I am in my third year teaching a course in Quantum Mechanics, and we spend a lot of time working with a very simple system known as the harmonic oscillator — the physics of a pendulum, or a spring. In fact, the simple harmonic oscillator (SHO) is ubiquitous in almost all of physics, because we can often represent the behaviour of some system as approximately the motion of an SHO, with some corrections that we can calculate using a technique called perturbation theory.
It turns out that in order to describe the state of a quantum SHO, we need to work with the Gaussian function, essentially the combination
/2), multiplied by another set of functions called Hermite polynomials. These latter functions are just, as the name says, polynomials, which means that they are just sums of terms like
a is some constant and
n is 0, 1, 2, 3, … Now, one of the properties of the Gaussian function is that it dives to zero really fast as
y gets far from zero, so fast that multiplying by any polynomial still goes to zero quickly. This, in turn, means that we can integrate polynomials, or the product of polynomials (which are just other, more complicated polynomials) multiplied by our Gaussian, and get nice (not infinite) answers.
Unfortunately, Wolfram Inc.’s Mathematica (the most recent version 10.0.1) disagrees:
The details depend on exactly which Hermite polynomials I pick — 7 and 16 fail, as shown, but some combinations give the correct answer, which is in fact zero unless the two numbers differ by just one. In fact, if you force Mathematica to split the calculation into separate integrals for each term, and add them up at the end, you get the right answer.
I’ve tried to report this to Wolfram, but haven’t heard back yet. Has anyone else experienced this?
The example works with Mathematica 9 for me.
I've caught at least a couple of Mathematica bugs over the years -- google seems to confirm that they're not very unusual. I haven't seen *this* one, but I haven't dealt with Hermite polynomials in a long time. I have noticed based on my own experience and other's reports that Wolfram is not particularly good about rapid fixes, which is bothersome given that so many people depend on Mathematica for their research and could be seriously led astray by defects.
Anyway, there's a Mathematica "Stack Exchange" site, and I suggest asking there about whether others have observed the behavior.

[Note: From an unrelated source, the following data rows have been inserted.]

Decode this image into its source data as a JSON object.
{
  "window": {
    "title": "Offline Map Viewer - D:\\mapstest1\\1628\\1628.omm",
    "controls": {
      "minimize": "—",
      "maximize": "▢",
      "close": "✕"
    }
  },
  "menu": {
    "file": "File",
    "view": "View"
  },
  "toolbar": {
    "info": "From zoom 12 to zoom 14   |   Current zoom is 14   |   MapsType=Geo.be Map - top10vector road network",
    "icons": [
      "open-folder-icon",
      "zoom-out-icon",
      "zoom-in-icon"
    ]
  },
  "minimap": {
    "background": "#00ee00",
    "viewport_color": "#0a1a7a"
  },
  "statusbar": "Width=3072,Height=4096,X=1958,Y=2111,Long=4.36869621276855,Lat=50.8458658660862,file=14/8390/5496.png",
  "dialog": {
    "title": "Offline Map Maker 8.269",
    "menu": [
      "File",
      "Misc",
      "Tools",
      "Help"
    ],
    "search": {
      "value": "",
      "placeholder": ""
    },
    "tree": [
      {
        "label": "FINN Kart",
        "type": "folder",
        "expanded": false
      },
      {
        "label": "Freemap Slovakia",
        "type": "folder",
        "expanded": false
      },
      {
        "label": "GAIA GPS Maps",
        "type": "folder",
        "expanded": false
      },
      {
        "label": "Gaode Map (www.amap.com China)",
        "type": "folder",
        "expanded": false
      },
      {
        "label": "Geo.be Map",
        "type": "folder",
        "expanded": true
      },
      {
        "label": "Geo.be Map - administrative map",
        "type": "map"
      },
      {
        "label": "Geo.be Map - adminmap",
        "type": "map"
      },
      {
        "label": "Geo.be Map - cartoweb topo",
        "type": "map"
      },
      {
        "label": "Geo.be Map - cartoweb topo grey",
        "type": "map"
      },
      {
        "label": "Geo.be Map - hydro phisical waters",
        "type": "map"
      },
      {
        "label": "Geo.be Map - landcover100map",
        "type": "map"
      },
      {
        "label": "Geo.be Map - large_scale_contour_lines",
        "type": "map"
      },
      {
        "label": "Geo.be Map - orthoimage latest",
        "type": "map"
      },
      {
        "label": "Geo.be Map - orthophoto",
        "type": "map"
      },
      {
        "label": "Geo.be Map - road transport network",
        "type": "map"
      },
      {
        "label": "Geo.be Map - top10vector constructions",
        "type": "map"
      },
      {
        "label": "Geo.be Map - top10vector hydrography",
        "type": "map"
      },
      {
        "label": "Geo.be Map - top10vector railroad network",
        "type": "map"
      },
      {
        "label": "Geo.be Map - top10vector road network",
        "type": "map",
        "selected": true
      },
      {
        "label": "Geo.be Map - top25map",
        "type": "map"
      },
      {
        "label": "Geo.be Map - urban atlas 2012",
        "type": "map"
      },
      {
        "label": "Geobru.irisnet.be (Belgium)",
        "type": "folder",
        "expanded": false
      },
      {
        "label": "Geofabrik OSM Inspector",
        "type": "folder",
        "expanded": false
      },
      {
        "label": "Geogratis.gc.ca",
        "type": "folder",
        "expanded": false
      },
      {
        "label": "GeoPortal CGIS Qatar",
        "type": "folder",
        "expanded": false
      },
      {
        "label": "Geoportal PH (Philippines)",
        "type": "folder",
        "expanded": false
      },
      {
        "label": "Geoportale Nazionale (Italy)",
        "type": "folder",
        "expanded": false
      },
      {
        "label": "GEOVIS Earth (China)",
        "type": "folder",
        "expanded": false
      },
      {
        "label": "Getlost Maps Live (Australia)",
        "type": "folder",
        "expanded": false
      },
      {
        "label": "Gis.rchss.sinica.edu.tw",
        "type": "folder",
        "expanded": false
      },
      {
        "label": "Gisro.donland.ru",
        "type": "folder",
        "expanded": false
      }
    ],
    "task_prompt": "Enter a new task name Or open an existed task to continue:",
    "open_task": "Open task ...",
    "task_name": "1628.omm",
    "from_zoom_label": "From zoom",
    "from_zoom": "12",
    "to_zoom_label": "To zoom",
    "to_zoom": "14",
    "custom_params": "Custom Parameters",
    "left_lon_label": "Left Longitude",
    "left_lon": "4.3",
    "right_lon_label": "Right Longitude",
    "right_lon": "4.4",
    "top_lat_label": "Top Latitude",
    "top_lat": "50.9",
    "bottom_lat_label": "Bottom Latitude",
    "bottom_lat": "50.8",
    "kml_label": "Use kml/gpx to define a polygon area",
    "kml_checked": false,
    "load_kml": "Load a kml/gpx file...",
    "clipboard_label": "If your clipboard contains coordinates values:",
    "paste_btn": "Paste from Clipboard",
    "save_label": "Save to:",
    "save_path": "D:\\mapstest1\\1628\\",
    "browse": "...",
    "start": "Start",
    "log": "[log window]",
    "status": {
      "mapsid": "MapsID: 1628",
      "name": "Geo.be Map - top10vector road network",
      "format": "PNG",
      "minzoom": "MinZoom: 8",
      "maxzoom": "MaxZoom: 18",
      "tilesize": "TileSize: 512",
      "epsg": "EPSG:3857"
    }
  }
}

They even maintain a category of confirmed bugs...
In case you are interested, I would suggest you to take a look at sagemath.org, a free an open source (as science should be) mathematical environment with a great many features. The following input